I just had a phone conversation with my brother back home in Singapore. He's having his midterms now, and for two days in a row, he's had to sit in a separate room to take his exams.
No, he doesn't have SARS; it's just that whenever they take his temperature, the thermometer registers a fever. My brother naturally has a pretty high temperature. But the university officials isolated him, "just in case."
Then there's my friend who's in med school. "I just started the elementary clinical course today, and I think it'll be really sucky [because] we can't go into the wards," she e-mailed me. "I've no idea how we're gonna learn anything by having tutorials in [classrooms]."
It's not just the university that's extra careful, of course. Singapore is a land of paranoia, especially right now. The government recently spent six million bucks equipping every child from kindergarten to grade 12 with a thermometer. They're supposed to take their temperatures twice a day, recording them in a little book for their teachers to check. That's ten minutes and six million dollars less to spend on maintaining our world-topping math and science scores!
As in every crisis, an ugly side of society has emerged. For instance, some cab drivers refuse to stop for nurses, scared that the SARS germ might be lurking in the folds of their starched white uniforms. But really, can you blame them? "If I were a taxi driver, I would think twice about taking passengers to and from hospitals," my dad said, and he's a doctor himself.
Some manifestations of paranoia are funny, though. A friend was out shopping, and while waiting in line for a dressing room, she developed a tickle in her throat and started coughing. Like magic, simultaneously everyone else in line seemed to realize that there was some darling little dress across the room that they just had to look at, never mind that they'd been waiting hours for the dressing room. My friend is definitely going to try pulling that one again.
Despite the paranoia, the situation in Singapore isn't that bad, not as bad as it is in Hong Kong. Still, my parents don't want me home for summer. I must be one of the few kids whose parents don't want them home for summer.
And this is why I got so mad when I was walking up South University Avenue, behind a quartet of people, and one of them started coughing. "Oh no, I have SARS!" she cried dramatically.
"Are you sure?" laughed her friends.
"Yes, I'm coughing [coughs enthusiastically], and I have trouble breathing."
"That's because you smoke, silly!"
"Oh, you mean it's the smoking?" [Raucous laughter all around.]
I wanted to run up to her and shove a cigarette down her throat and go: "You think SARS is funny, but because of it I can't go home, and I can't see my friends and my mommy and my daddy and my brother and my terrapin Mr. Bogart. SARS isn't a joke, dammit!" But I didn't do that, of course; I just shrugged and wished a plague upon her house.

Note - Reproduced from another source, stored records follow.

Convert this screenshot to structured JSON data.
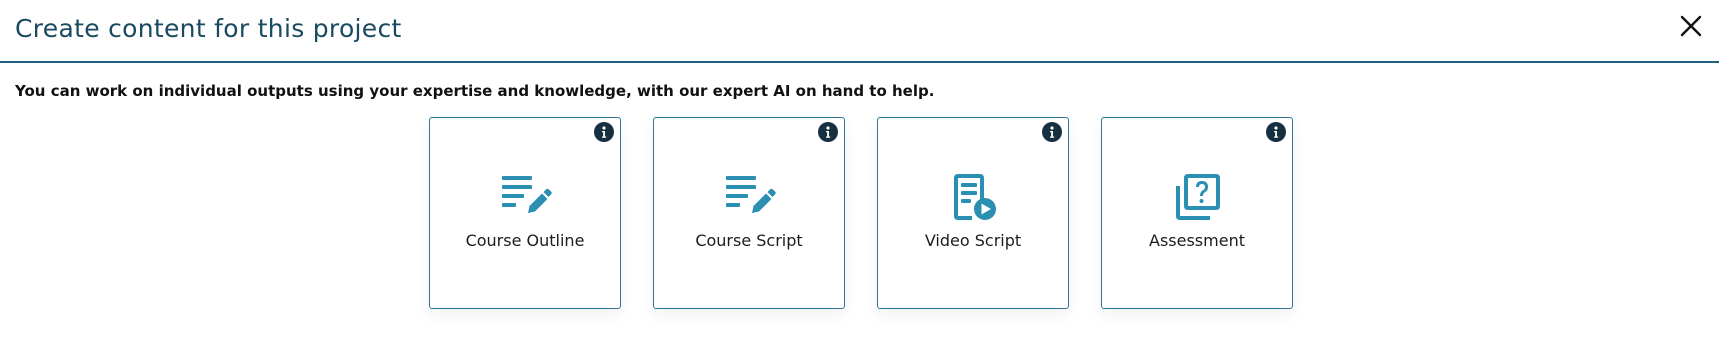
{
  "modal": {
    "title": "Create content for this project",
    "subtitle": "You can work on individual outputs using your expertise and knowledge, with our expert AI on hand to help."
  },
  "colors": {
    "accent": "#2a8fb1",
    "border": "#1d5f7e",
    "info_button": "#17303f"
  },
  "cards": [
    {
      "label": "Course Outline",
      "icon": "document-edit-icon"
    },
    {
      "label": "Course Script",
      "icon": "document-edit-icon"
    },
    {
      "label": "Video Script",
      "icon": "video-script-icon"
    },
    {
      "label": "Assessment",
      "icon": "quiz-icon"
    }
  ]
}
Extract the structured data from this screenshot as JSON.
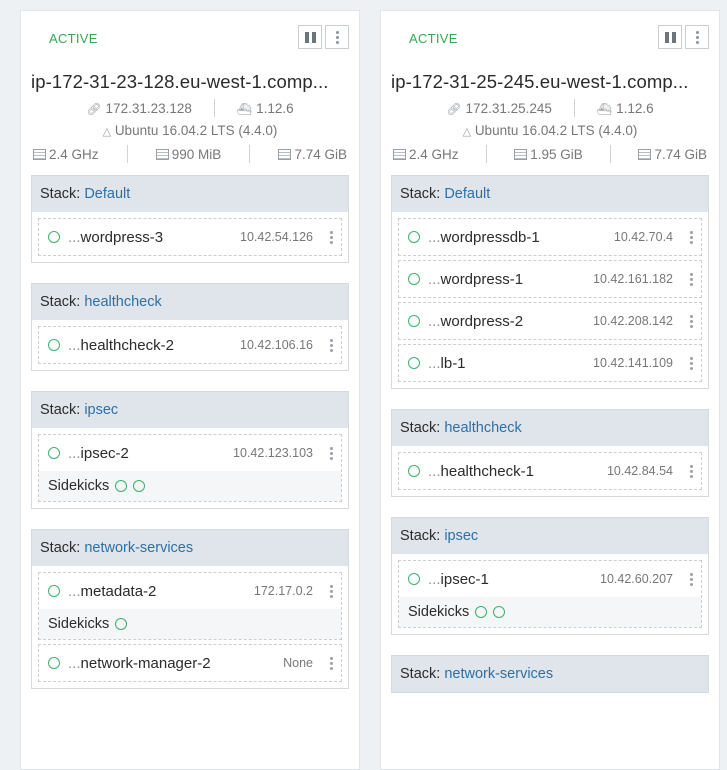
{
  "hosts": [
    {
      "state": "ACTIVE",
      "name": "ip-172-31-23-128.eu-west-1.comp...",
      "ip": "172.31.23.128",
      "docker_version": "1.12.6",
      "os": "Ubuntu 16.04.2 LTS (4.4.0)",
      "cpu": "2.4 GHz",
      "memory": "990 MiB",
      "storage": "7.74 GiB",
      "stacks": [
        {
          "label": "Stack:",
          "name": "Default",
          "containers": [
            {
              "name_prefix": "...",
              "name": "wordpress-3",
              "ip": "10.42.54.126"
            }
          ]
        },
        {
          "label": "Stack:",
          "name": "healthcheck",
          "containers": [
            {
              "name_prefix": "...",
              "name": "healthcheck-2",
              "ip": "10.42.106.16"
            }
          ]
        },
        {
          "label": "Stack:",
          "name": "ipsec",
          "containers": [
            {
              "name_prefix": "...",
              "name": "ipsec-2",
              "ip": "10.42.123.103",
              "sidekicks_label": "Sidekicks"
            }
          ]
        },
        {
          "label": "Stack:",
          "name": "network-services",
          "containers": [
            {
              "name_prefix": "...",
              "name": "metadata-2",
              "ip": "172.17.0.2",
              "sidekicks_label": "Sidekicks"
            },
            {
              "name_prefix": "...",
              "name": "network-manager-2",
              "ip": "None"
            }
          ]
        }
      ]
    },
    {
      "state": "ACTIVE",
      "name": "ip-172-31-25-245.eu-west-1.comp...",
      "ip": "172.31.25.245",
      "docker_version": "1.12.6",
      "os": "Ubuntu 16.04.2 LTS (4.4.0)",
      "cpu": "2.4 GHz",
      "memory": "1.95 GiB",
      "storage": "7.74 GiB",
      "stacks": [
        {
          "label": "Stack:",
          "name": "Default",
          "containers": [
            {
              "name_prefix": "...",
              "name": "wordpressdb-1",
              "ip": "10.42.70.4"
            },
            {
              "name_prefix": "...",
              "name": "wordpress-1",
              "ip": "10.42.161.182"
            },
            {
              "name_prefix": "...",
              "name": "wordpress-2",
              "ip": "10.42.208.142"
            },
            {
              "name_prefix": "...",
              "name": "lb-1",
              "ip": "10.42.141.109"
            }
          ]
        },
        {
          "label": "Stack:",
          "name": "healthcheck",
          "containers": [
            {
              "name_prefix": "...",
              "name": "healthcheck-1",
              "ip": "10.42.84.54"
            }
          ]
        },
        {
          "label": "Stack:",
          "name": "ipsec",
          "containers": [
            {
              "name_prefix": "...",
              "name": "ipsec-1",
              "ip": "10.42.60.207",
              "sidekicks_label": "Sidekicks"
            }
          ]
        },
        {
          "label": "Stack:",
          "name": "network-services",
          "containers": []
        }
      ]
    }
  ],
  "colors": {
    "active": "#33a852",
    "link": "#2f6fa3",
    "stack_header_bg": "#dfe5ea",
    "healthy": "#3bb16b"
  },
  "icons": [
    "pause-icon",
    "more-vertical-icon",
    "link-icon",
    "docker-icon",
    "ubuntu-icon",
    "cpu-icon",
    "memory-icon",
    "storage-icon",
    "status-circle-icon"
  ]
}
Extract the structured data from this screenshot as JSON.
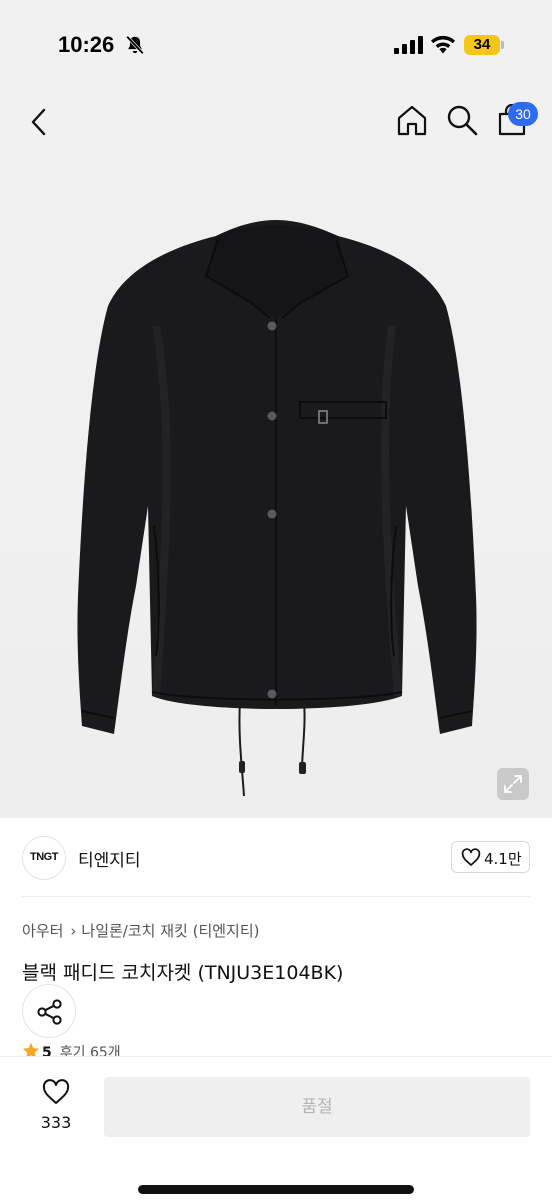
{
  "status_bar": {
    "time": "10:26",
    "battery": "34",
    "icons": [
      "bell-off-icon",
      "signal-icon",
      "wifi-icon",
      "battery-icon"
    ]
  },
  "nav": {
    "icons": [
      "back-icon",
      "home-icon",
      "search-icon",
      "bag-icon"
    ],
    "bag_badge": "30",
    "badge_color": "#2f6bf0"
  },
  "product": {
    "brand_logo": "TNGT",
    "brand_name": "티엔지티",
    "like_count": "4.1만",
    "breadcrumb": [
      "아우터",
      "나일론/코치 재킷 (티엔지티)"
    ],
    "title": "블랙 패디드 코치자켓 (TNJU3E104BK)",
    "rating": "5",
    "review_label": "후기",
    "review_count": "65개",
    "star_color": "#f5a623"
  },
  "bottom_bar": {
    "wish_count": "333",
    "soldout_label": "품절"
  }
}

I'm not angry at her anymore. Just because something is serious doesn't mean you shouldn't joke about it. Everyone needs to laugh now and then. God knows, I've joked about SARS. But all I'm saying is that something that seems distant and thus trivial to you might not be to someone else, especially in a place as diverse as a university. While not all of us from SARS-plagued regions know someone who has SARS, we are part of a larger community where SARS is a very clear and present danger.
I don't mean to create paranoia about laughing in front of Asians. Not all Asians are from Asia, anyway. And what about Canadians? They are not as easy to spot in real life as they are on South Park. All I'm asking for is a little sensitivity. Just remember that what is an innocent joke to you might be a callous lampoon to someone else.
I am glad that Singapore is reportedly getting SARS under control, although the authorities there remain cautious. "Singaporeans must be psychologically prepared for the problem to stay with us for some time," one of our ministers intoned. Great. Now the tactless ignorant won't just go: "Oh, you're from Singapore? That's where people get caned, right?" Now they can add: "It's that place with SARS, isn't it?"
Right now, I'm just glad that my family and friends back in Singapore are okay and that SARS remains something that is happening to someone else, someplace else, even as I wish that that someplace else wasn't home.